Among the records that follow, find each line holding the word "price" and copy it.

** Opening Listed records block **

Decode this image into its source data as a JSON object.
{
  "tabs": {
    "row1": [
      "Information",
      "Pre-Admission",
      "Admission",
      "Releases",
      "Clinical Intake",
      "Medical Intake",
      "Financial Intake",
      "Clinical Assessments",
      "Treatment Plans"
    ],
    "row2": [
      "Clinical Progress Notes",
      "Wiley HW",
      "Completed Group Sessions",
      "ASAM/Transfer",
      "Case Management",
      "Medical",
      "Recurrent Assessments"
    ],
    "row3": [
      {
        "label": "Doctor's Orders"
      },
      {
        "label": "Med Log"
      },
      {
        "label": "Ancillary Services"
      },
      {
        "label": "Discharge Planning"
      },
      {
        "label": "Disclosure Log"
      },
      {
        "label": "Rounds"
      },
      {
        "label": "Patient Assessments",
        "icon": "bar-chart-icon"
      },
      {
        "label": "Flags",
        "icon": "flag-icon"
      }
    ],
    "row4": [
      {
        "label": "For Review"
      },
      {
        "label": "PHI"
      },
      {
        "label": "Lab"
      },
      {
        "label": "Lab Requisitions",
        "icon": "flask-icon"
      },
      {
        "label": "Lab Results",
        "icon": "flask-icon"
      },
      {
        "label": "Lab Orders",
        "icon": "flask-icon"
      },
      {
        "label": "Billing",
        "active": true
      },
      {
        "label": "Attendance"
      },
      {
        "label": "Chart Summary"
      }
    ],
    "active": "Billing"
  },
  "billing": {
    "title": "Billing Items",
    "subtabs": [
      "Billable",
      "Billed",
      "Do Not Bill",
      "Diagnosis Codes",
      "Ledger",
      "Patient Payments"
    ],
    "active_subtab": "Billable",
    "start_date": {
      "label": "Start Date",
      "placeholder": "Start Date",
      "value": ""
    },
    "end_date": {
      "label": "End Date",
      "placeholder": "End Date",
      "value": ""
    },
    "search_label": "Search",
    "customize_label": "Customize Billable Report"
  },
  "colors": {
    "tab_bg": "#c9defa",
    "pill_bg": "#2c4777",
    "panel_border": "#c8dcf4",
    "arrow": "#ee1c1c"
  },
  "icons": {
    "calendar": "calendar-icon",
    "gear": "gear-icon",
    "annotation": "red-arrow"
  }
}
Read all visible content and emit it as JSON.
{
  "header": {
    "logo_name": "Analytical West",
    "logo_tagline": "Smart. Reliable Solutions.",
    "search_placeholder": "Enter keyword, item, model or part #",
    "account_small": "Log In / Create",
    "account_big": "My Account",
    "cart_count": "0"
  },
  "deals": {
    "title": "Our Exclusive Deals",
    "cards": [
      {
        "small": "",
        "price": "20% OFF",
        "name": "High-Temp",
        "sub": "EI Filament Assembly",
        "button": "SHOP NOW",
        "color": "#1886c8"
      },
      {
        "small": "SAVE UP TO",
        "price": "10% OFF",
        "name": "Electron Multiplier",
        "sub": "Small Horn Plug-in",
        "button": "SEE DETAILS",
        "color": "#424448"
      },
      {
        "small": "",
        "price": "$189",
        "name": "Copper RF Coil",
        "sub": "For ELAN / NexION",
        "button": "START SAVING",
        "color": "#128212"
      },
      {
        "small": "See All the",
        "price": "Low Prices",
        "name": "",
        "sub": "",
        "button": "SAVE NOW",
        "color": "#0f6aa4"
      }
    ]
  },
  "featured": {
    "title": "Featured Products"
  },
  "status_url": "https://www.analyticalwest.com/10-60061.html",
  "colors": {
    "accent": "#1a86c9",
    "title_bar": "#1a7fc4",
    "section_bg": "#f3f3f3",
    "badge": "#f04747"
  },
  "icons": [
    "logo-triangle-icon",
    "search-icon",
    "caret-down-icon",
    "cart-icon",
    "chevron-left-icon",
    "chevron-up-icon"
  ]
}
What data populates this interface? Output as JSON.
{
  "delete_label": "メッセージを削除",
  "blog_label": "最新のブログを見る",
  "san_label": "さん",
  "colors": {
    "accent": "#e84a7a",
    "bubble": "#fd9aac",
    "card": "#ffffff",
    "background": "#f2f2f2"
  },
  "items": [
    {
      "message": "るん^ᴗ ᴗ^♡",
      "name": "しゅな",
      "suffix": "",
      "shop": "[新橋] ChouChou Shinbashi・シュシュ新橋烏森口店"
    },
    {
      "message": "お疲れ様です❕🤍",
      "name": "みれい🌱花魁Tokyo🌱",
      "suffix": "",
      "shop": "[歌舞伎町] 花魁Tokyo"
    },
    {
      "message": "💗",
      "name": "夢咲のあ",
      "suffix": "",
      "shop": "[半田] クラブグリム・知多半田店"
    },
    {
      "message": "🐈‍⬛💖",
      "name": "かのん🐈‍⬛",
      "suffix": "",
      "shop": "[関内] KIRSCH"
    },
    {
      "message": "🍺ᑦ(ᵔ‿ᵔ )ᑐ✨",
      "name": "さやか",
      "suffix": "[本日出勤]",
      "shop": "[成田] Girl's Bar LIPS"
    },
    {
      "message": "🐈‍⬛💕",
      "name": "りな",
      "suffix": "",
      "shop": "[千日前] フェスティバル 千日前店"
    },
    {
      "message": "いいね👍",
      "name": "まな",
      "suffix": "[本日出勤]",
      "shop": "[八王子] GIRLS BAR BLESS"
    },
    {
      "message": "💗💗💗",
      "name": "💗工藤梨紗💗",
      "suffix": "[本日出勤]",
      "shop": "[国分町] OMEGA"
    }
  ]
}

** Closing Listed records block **

- **Answer to this task**
        "price": "20% OFF",
        "price": "10% OFF",
        "price": "$189",
        "price": "Low Prices",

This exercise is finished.